What you should do: Produce a character-for-character copy of the data below.

Records for this exercise:
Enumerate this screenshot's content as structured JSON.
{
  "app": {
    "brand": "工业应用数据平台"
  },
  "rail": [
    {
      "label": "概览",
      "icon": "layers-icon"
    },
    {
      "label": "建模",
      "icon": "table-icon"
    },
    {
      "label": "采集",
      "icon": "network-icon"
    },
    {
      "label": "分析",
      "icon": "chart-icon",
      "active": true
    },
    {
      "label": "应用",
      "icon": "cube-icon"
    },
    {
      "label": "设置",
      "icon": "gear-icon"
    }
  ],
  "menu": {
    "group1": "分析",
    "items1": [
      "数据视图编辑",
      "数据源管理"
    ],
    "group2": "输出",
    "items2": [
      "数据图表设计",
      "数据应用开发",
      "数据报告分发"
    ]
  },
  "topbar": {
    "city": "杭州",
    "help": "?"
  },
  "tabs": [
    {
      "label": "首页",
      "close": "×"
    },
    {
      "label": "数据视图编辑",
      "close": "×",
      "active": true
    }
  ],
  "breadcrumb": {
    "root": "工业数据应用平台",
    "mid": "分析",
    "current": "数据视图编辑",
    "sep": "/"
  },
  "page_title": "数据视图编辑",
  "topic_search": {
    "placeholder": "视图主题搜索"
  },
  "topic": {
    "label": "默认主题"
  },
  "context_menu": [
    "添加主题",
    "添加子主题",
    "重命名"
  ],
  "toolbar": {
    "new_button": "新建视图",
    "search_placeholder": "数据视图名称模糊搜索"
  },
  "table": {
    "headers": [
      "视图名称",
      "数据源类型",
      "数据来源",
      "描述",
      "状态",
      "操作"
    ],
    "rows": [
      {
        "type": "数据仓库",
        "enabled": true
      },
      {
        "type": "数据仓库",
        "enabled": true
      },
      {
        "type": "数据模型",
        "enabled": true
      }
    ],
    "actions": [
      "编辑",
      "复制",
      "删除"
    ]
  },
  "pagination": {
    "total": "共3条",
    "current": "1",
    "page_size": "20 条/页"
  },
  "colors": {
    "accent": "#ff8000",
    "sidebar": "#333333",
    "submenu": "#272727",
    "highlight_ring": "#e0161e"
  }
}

Exercise solution:
Enumerate this screenshot's content as structured JSON.
{
  "app": {
    "brand": "工业应用数据平台"
  },
  "rail": [
    {
      "label": "概览",
      "icon": "layers-icon"
    },
    {
      "label": "建模",
      "icon": "table-icon"
    },
    {
      "label": "采集",
      "icon": "network-icon"
    },
    {
      "label": "分析",
      "icon": "chart-icon",
      "active": true
    },
    {
      "label": "应用",
      "icon": "cube-icon"
    },
    {
      "label": "设置",
      "icon": "gear-icon"
    }
  ],
  "menu": {
    "group1": "分析",
    "items1": [
      "数据视图编辑",
      "数据源管理"
    ],
    "group2": "输出",
    "items2": [
      "数据图表设计",
      "数据应用开发",
      "数据报告分发"
    ]
  },
  "topbar": {
    "city": "杭州",
    "help": "?"
  },
  "tabs": [
    {
      "label": "首页",
      "close": "×"
    },
    {
      "label": "数据视图编辑",
      "close": "×",
      "active": true
    }
  ],
  "breadcrumb": {
    "root": "工业数据应用平台",
    "mid": "分析",
    "current": "数据视图编辑",
    "sep": "/"
  },
  "page_title": "数据视图编辑",
  "topic_search": {
    "placeholder": "视图主题搜索"
  },
  "topic": {
    "label": "默认主题"
  },
  "context_menu": [
    "添加主题",
    "添加子主题",
    "重命名"
  ],
  "toolbar": {
    "new_button": "新建视图",
    "search_placeholder": "数据视图名称模糊搜索"
  },
  "table": {
    "headers": [
      "视图名称",
      "数据源类型",
      "数据来源",
      "描述",
      "状态",
      "操作"
    ],
    "rows": [
      {
        "type": "数据仓库",
        "enabled": true
      },
      {
        "type": "数据仓库",
        "enabled": true
      },
      {
        "type": "数据模型",
        "enabled": true
      }
    ],
    "actions": [
      "编辑",
      "复制",
      "删除"
    ]
  },
  "pagination": {
    "total": "共3条",
    "current": "1",
    "page_size": "20 条/页"
  },
  "colors": {
    "accent": "#ff8000",
    "sidebar": "#333333",
    "submenu": "#272727",
    "highlight_ring": "#e0161e"
  }
}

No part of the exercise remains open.